Many people mistakenly think that hepatitis means viral hepatitis, and that all forms of hepatitis are contagious. Actually, the word hepatitis is a catch-all term that refers to any inflammation of the liver -- the irritation or swelling of liver cells from any cause.

Hepatitis can be acute (inflammation of the liver that lasts less than six months) or chronic (inflammation of the liver that lasts more than six months) and has many different causes. It can be caused by a group of viruses known as the hepatitis viruses, including A, B, C, D, and E. Other viruses may also cause it, such as those that cause mononucleosis (the Epstein-Barr virus) or chickenpox (the varicella virus). Hepatitis also refers to inflammation of the liver caused by drugs and alcohol abuse or toxins in the environment. In addition, people can develop hepatitis from other things, such as fat buildup in the liver (called fatty liver hepatitis or NASH – nonalcoholic steatohepatitis), trauma, or an autoimmune process in which a person's body makes antibodies that attack the liver (autoimmune hepatitis).

Viral hepatitis is common. Thousands of cases are reported to the CDC each year, but researchers estimate that the true number of people in the United States who have either acute or chronic hepatitis is much higher than what is reported. This is because most people with hepatitis are not diagnosed. Many people mistake their symptoms as the flu instead of hepatitis.

The five hepatitis viruses can be transmitted in different ways, but they all have one thing in common: They infect the liver and cause it to become inflamed. 

Many people with hepatitis recover with a lifelong immunity to the disease, but some people with hepatitis die in the acute phase. Hepatitis B and C may progress to chronic hepatitis, in which the liver remains inflamed for more than six months. This can lead to cirrhosis, liver cancer, and sometimes death.

 

What Causes Hepatitis?
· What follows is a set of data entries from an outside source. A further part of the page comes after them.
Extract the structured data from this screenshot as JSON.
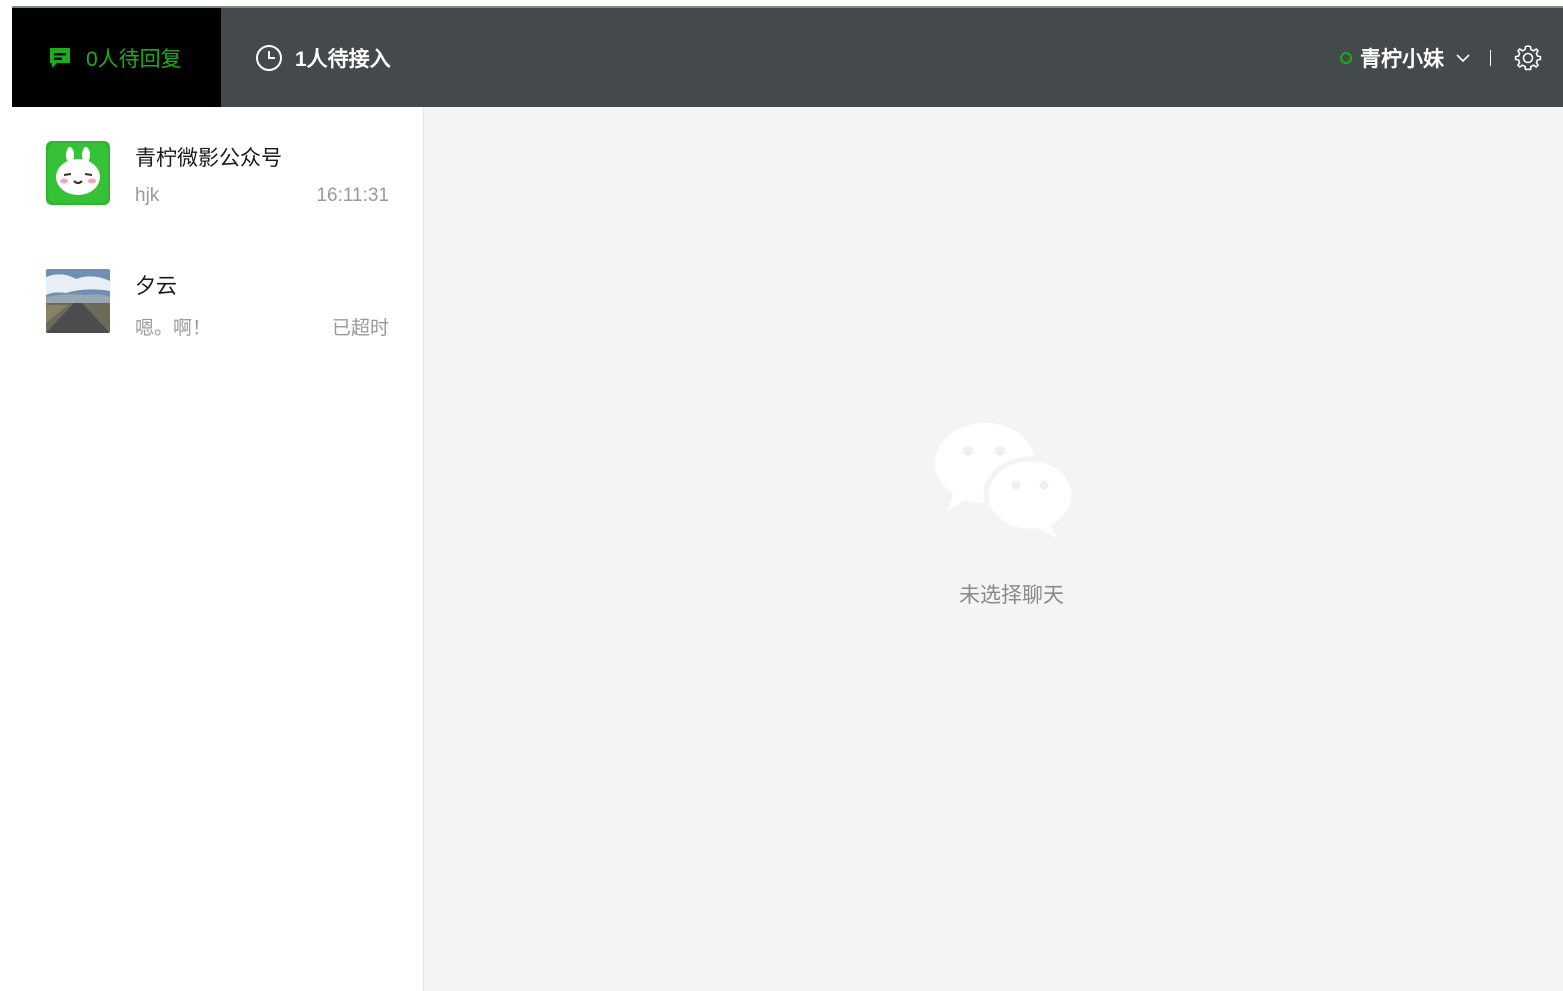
{
  "topbar": {
    "tab_reply_label": "0人待回复",
    "tab_waiting_label": "1人待接入",
    "account_name": "青柠小妹",
    "colors": {
      "accent": "#1aad19",
      "bar": "#444a4b",
      "active_tab": "#000000"
    }
  },
  "conversations": [
    {
      "name": "青柠微影公众号",
      "preview": "hjk",
      "meta": "16:11:31",
      "avatar": "green-bunny-avatar"
    },
    {
      "name": "夕云",
      "preview": "嗯。啊！",
      "meta": "已超时",
      "avatar": "road-landscape-avatar"
    }
  ],
  "main": {
    "empty_text": "未选择聊天",
    "empty_icon": "wechat-logo-icon"
  }
}
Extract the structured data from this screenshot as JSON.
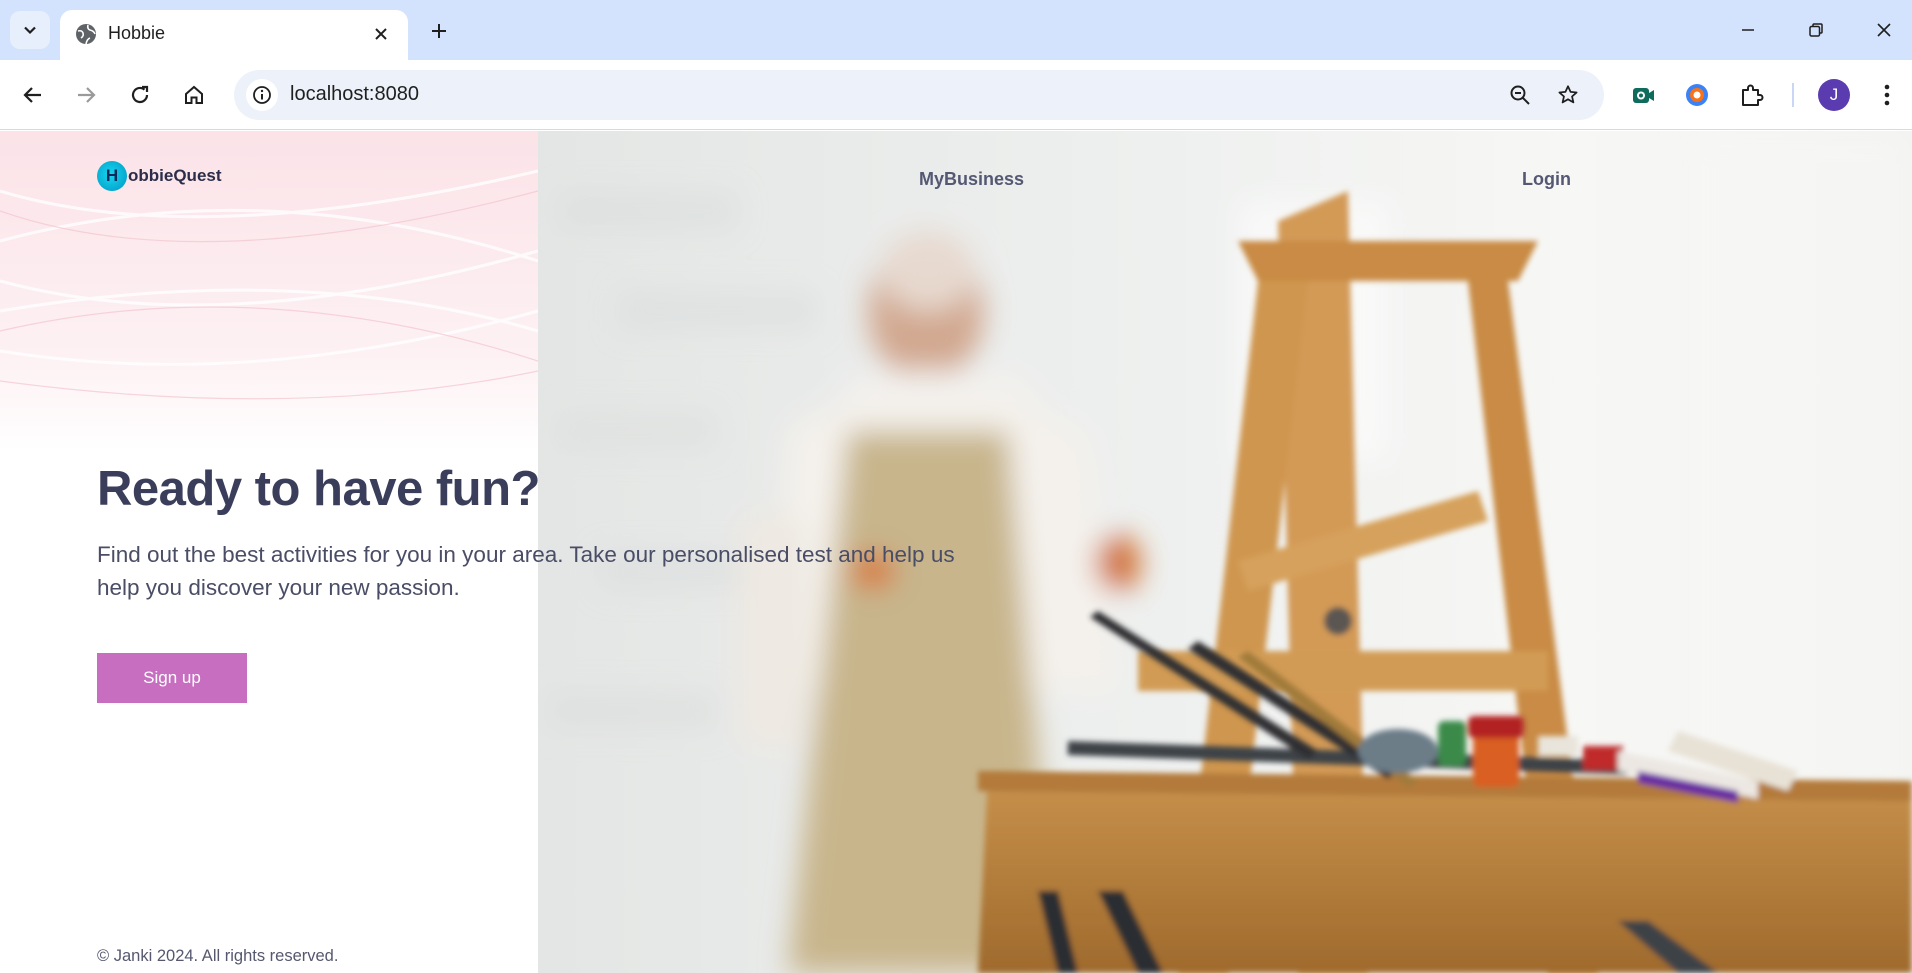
{
  "browser": {
    "tab_title": "Hobbie",
    "url": "localhost:8080",
    "profile_initial": "J"
  },
  "site": {
    "logo_letter": "H",
    "logo_text": "obbieQuest",
    "nav": {
      "business": "MyBusiness",
      "login": "Login"
    },
    "hero": {
      "headline": "Ready to have fun?",
      "subtext": "Find out the best activities for you in your area. Take our personalised test and help us help you discover your new passion.",
      "cta": "Sign up"
    },
    "footer": "© Janki 2024. All rights reserved."
  },
  "colors": {
    "accent": "#c76ec1",
    "heading": "#3b3e5b",
    "chrome": "#d3e3fd"
  },
  "icons": [
    "tab-list-icon",
    "globe-icon",
    "close-icon",
    "plus-icon",
    "minimize-icon",
    "restore-icon",
    "back-icon",
    "forward-icon",
    "reload-icon",
    "home-icon",
    "info-icon",
    "zoom-icon",
    "star-icon",
    "extension-puzzle-icon",
    "menu-dots-icon"
  ]
}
Although their effects on the liver and the symptoms they produce can be similar, the various forms of hepatitis are contracted in different ways. In the case of viral hepatitis, the severity and duration of the disease are determined by virus that caused it.

Hepatitis A is usually spread by eating food or drinking water contaminated with feces carrying the virus. Hepatitis A is the least dangerous form of hepatitis because it almost always gets better on its own. Also, it does not lead to chronic inflammation of the liver. But about 15% of people with hepatitis A become so ill that they need hospitalization, and each year, about 100 people either die or need a liver transplant as a result of liver failure from hepatitis A. That is why anyone at risk of infection, as well as all people with any form of chronic liver disease, should get the hepatitis A vaccine.

What Puts You at Risk?

See how viral hepatitis spreads. Discover where the risk is greatest.
See slideshow